A mid-engined blend of supercar performance and grand tourer civility.
Big, fast, opulent and front-engined. The basic formula for a grand touring coupe has been the same since the days of the Dusenberg Model J and the Bugatti Type 75. Now though, McLaren reckons that a mid-engined car can provide supercar speed without sacrificing the comfort and usability found in front-engined grand tourers.
Enter, the McLaren GT. A 612-horsepower mid-engined rocketship with all sorts of features and design touches to make it a little more livable than the average supercar. While the basic structure is still McLaren’s signature carbon tub, the body is all-new, as is the roof structure. This allows for a generous 420-litre rear luggage bay and because it’s a mid-engined car, there’s also a 150-litre front luggage bay for a grand total of 570 litres of storage. That’s 300 litres more cargo space than in an Aston Martin DB11. The McLaren GT also keeps with the grand touring ethos by having a relatively reserved exterior. No high-mount exhaust tips, no leering front fascias and no crazy-looking aero bits here, it’s all more traditional. Hints of fifth-generation Viper can be found in the front fascia while the side scoops have a touch of Ferrari Enzo to them. Out back it’s clean and minimalist without seeming derivative, while the wheel designs and colour palette are significantly more conservative than those on other McLarens. No teal, yellow or retina-searing green here.

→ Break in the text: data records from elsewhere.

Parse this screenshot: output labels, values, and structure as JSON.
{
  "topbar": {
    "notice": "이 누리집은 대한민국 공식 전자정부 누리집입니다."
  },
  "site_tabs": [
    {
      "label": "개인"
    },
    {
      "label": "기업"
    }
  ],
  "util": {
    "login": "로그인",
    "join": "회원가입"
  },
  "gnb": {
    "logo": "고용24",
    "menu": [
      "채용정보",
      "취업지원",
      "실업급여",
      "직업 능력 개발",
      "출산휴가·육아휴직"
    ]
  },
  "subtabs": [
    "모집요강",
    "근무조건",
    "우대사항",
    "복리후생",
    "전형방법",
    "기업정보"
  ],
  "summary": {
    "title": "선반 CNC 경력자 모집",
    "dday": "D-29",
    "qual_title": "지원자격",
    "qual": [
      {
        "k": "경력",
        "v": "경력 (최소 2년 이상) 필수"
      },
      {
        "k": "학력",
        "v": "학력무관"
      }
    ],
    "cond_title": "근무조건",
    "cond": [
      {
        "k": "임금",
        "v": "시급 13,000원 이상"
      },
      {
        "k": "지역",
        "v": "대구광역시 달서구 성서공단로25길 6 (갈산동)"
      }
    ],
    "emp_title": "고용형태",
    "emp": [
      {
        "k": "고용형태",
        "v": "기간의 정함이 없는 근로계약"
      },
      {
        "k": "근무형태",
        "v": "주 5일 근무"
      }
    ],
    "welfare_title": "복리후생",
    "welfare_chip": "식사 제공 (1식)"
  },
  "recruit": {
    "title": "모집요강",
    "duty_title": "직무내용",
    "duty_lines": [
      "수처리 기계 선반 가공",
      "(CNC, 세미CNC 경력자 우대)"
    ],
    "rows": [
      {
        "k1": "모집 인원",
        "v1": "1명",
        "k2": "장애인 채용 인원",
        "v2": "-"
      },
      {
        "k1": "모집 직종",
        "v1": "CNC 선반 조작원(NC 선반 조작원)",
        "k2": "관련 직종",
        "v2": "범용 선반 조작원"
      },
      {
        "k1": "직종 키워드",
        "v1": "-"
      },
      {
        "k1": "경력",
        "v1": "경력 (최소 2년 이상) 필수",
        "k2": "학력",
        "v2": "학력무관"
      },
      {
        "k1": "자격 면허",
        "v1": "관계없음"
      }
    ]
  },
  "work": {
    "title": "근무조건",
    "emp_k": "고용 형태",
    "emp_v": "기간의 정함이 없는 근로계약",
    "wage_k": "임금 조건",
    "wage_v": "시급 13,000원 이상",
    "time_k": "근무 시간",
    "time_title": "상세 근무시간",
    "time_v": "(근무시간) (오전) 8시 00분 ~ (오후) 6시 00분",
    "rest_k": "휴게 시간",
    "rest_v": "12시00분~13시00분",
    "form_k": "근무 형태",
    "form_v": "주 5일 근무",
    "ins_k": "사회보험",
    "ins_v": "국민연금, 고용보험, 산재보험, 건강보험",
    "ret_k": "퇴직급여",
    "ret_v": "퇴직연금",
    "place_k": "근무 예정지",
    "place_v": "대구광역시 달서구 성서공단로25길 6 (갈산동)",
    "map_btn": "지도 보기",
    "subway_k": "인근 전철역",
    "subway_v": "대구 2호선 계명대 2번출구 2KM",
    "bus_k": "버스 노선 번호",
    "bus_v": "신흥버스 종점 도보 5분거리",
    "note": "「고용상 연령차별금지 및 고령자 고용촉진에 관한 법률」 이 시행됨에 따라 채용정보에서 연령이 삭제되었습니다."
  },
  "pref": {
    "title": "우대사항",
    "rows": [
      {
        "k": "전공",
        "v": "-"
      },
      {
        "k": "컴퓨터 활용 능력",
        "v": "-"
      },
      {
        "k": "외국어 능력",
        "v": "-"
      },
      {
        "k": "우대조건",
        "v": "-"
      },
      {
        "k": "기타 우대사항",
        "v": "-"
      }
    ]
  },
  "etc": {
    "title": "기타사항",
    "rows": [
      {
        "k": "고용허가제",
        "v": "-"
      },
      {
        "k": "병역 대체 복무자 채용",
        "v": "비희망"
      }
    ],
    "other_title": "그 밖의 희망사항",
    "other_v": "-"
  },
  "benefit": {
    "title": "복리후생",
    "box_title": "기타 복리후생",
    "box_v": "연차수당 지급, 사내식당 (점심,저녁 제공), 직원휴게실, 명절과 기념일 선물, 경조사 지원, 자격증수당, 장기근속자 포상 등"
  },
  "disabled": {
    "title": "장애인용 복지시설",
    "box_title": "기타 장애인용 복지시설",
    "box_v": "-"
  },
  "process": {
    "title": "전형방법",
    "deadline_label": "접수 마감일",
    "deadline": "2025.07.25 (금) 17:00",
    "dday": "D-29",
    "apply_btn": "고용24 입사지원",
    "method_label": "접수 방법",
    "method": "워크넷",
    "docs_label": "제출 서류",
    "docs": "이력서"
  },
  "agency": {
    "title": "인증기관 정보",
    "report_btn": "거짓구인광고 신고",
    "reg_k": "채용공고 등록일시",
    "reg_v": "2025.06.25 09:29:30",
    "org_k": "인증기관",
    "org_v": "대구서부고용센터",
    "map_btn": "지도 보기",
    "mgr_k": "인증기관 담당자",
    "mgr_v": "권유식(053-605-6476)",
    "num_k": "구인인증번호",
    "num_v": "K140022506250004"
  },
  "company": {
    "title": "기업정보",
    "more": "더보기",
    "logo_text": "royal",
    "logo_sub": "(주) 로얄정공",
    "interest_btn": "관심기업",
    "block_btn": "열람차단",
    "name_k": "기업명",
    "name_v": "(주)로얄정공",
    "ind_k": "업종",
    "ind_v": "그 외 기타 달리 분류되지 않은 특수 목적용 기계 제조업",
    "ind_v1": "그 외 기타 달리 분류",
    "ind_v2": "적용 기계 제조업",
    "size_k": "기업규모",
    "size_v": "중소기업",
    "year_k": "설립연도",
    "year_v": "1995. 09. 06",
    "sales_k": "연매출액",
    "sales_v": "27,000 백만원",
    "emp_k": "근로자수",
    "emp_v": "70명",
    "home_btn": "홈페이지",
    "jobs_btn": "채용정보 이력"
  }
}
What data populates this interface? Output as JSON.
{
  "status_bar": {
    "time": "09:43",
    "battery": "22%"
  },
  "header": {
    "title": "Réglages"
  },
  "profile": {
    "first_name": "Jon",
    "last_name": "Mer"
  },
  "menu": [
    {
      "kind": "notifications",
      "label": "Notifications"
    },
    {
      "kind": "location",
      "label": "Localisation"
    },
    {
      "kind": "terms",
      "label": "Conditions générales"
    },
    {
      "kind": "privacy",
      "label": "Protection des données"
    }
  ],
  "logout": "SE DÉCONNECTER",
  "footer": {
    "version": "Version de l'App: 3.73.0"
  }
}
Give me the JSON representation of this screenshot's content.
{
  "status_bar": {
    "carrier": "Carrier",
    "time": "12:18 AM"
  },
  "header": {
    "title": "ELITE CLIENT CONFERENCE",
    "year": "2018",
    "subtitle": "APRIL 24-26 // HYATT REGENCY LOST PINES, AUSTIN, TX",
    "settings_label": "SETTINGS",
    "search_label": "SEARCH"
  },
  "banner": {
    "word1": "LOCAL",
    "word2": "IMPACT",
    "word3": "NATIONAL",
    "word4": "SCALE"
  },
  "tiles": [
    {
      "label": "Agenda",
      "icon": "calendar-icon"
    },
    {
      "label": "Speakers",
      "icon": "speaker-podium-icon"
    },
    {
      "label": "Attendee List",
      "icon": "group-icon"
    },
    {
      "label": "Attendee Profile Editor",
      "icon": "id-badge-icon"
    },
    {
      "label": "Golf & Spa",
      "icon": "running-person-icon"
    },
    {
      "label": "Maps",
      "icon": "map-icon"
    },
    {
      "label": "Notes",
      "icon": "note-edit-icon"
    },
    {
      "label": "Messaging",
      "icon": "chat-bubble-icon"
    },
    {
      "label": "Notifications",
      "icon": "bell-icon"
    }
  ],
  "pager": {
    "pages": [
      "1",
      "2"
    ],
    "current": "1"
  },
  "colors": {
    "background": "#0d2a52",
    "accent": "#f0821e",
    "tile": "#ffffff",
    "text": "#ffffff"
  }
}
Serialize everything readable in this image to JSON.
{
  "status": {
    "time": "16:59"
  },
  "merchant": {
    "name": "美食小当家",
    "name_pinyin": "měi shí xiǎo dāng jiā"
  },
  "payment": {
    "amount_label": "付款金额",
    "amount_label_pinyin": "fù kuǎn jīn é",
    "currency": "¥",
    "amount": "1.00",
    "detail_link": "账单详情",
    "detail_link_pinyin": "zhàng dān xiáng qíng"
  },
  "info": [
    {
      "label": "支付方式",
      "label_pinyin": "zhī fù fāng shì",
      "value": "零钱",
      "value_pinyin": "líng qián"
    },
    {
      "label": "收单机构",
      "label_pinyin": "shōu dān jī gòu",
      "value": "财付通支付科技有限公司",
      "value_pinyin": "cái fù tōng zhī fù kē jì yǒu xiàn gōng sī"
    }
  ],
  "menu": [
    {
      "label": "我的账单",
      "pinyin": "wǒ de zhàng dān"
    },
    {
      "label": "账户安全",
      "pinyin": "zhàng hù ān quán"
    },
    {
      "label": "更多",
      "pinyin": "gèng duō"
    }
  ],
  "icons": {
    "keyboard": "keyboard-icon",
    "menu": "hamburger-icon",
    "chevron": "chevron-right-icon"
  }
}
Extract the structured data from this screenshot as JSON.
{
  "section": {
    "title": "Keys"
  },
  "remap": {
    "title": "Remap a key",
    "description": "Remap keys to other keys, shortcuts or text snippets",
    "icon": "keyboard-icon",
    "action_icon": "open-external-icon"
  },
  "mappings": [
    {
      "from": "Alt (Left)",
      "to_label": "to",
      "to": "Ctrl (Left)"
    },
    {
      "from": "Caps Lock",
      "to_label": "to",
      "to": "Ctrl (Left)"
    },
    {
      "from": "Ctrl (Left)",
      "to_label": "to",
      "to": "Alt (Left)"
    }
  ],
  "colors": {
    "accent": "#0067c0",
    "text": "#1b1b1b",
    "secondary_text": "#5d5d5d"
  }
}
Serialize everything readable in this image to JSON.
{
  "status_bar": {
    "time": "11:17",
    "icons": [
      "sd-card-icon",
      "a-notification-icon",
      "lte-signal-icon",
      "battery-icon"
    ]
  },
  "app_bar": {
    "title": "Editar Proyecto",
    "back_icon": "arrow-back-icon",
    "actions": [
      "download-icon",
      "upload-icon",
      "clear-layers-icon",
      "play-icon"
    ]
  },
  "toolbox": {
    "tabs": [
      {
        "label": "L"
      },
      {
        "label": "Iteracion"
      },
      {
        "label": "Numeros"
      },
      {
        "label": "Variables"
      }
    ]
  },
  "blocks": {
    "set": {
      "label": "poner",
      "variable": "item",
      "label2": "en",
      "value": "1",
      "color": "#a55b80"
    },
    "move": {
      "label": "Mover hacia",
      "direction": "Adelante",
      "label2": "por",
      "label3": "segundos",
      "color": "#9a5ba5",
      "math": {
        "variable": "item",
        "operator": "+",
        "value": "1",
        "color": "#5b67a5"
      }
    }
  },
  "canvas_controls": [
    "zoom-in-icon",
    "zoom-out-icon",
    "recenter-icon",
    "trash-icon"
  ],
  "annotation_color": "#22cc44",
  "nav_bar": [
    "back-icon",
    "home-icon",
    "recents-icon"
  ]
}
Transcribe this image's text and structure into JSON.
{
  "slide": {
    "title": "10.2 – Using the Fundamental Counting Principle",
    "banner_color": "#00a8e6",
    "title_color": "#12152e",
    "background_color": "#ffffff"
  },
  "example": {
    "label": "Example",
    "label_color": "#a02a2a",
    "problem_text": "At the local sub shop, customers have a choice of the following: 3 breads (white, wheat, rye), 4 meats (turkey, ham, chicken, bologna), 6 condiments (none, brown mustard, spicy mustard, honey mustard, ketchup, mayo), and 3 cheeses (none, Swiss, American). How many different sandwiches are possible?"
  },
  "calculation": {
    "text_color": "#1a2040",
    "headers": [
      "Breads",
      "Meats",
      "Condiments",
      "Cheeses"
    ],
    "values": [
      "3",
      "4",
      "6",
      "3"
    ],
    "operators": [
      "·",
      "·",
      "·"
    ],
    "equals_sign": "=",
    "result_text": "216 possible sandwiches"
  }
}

The interior of the GT is mostly standard McLaren fare, although with an increased focus on luxury. Leather-wrapped surfaces abound, while much of the trim is either machined or knurled aluminum. The seats are said to be more comfortable than those on other McLaren models and the infotainment system’s mapping software has been improved. A twelve-speaker Bowers & Wilkins audio system is available, while satellite radio, ambient lighting and dual-zone climate control are standard. Two exceptionally opulent options are an available electrochromic moonroof and, later in 2019, available cashmere upholstery. McLaren claims that this is the first use of cashmere for upholstery in a production vehicle.
Powering the McLaren GT is a 612-horsepower 4.0-litre twin-turbo V8 engine that keeps the 0-100 km/h time down to a quick 3.2 seconds. The 0-200 km/h sprint is achieved in nine seconds flat while the top speed of the McLaren GT is a very quick 326 km/h. Supercar stats that, thanks to 95% of peak torque being available from 3,000 RPM to 7,250 RPM, shouldn’t come with supercar peakiness. Nor should there be a supercar-stiff ride, thanks to the latest iteration of McLaren’s Proactive Damping Control with a highly sophisticated Optimal Control Theory system that reads the road surface and acts predictively to smooth out the ride. Another neat trick up the suspension system’s sleeve is a 13-degree approach angle and 130mm of ground clearance with the vehicle lift system active, comparable to many luxury sedans. This means owners have to worry much less about bottoming out or scraping over speed bumps and driveway entrances.
By blending genuine supercar credentials with grand touring civility, the 2020 McLaren GT promises buyers that they can finally have it all in one car. Canadian pricing for the 2020 McLaren GT has not been publicly announced yet, but American pricing starts at $210,000 US. McLaren retailers are currently taking orders with delivery of the first cars expected by the end of this year.